*SOURCE RECORDS*:
■ ■ ■ ■ ■ ■ ■
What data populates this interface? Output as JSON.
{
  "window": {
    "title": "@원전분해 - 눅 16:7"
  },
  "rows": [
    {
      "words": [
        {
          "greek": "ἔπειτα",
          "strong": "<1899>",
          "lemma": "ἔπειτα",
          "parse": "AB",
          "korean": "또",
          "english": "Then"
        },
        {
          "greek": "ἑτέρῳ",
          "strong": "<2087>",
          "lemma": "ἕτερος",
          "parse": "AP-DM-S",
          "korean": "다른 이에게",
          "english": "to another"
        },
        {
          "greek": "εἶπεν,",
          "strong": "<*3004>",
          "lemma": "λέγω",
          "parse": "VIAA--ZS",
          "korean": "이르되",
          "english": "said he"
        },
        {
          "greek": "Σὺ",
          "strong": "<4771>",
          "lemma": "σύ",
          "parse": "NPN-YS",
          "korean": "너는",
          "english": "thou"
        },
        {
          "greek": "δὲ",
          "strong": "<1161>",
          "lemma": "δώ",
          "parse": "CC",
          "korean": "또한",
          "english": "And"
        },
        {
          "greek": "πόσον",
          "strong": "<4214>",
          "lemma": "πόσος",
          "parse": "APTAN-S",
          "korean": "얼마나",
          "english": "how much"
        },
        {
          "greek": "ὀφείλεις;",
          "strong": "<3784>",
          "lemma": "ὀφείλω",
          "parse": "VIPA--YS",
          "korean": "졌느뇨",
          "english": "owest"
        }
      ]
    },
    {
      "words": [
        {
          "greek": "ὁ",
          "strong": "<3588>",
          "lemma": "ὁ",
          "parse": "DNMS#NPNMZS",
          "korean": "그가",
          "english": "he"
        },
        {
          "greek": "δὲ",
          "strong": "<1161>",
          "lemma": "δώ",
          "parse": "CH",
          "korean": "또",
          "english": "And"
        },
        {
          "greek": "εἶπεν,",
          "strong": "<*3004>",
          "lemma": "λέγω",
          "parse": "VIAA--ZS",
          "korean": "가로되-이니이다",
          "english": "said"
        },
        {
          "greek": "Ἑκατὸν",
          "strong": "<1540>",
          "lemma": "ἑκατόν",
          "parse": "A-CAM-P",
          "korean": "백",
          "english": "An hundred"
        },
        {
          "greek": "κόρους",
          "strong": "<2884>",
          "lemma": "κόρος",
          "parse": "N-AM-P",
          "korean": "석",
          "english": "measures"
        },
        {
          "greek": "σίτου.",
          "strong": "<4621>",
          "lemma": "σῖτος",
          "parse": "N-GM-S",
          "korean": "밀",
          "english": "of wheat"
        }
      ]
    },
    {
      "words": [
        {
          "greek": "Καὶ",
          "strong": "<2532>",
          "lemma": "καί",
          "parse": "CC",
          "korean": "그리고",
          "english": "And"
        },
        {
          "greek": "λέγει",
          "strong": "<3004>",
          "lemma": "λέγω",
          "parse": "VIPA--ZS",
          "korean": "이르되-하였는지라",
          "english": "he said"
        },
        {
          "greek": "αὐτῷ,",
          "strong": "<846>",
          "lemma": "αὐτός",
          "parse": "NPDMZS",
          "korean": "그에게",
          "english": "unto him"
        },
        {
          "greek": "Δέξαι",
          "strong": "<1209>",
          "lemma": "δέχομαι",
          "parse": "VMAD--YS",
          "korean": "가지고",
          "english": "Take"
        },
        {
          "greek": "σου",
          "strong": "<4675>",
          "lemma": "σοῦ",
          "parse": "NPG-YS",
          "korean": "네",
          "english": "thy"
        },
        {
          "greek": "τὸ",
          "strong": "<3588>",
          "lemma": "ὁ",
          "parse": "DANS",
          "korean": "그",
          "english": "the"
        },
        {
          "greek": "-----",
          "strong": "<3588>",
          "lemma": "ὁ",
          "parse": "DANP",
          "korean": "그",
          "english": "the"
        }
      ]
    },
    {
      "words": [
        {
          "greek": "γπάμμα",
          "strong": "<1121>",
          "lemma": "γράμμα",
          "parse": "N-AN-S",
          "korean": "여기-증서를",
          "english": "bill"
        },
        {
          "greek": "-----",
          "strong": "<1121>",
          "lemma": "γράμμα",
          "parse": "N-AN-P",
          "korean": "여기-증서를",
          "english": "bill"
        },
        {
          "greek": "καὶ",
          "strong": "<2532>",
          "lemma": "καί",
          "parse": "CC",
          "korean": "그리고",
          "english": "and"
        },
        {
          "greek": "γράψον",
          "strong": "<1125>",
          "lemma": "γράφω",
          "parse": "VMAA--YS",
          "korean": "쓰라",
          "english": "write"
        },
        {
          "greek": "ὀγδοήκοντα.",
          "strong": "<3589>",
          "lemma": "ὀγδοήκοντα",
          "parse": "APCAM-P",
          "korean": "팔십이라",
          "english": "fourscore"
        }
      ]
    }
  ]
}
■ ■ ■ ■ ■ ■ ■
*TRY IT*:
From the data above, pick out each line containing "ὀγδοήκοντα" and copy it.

*TASK RESULT*:
          "greek": "ὀγδοήκοντα.",
          "lemma": "ὀγδοήκοντα",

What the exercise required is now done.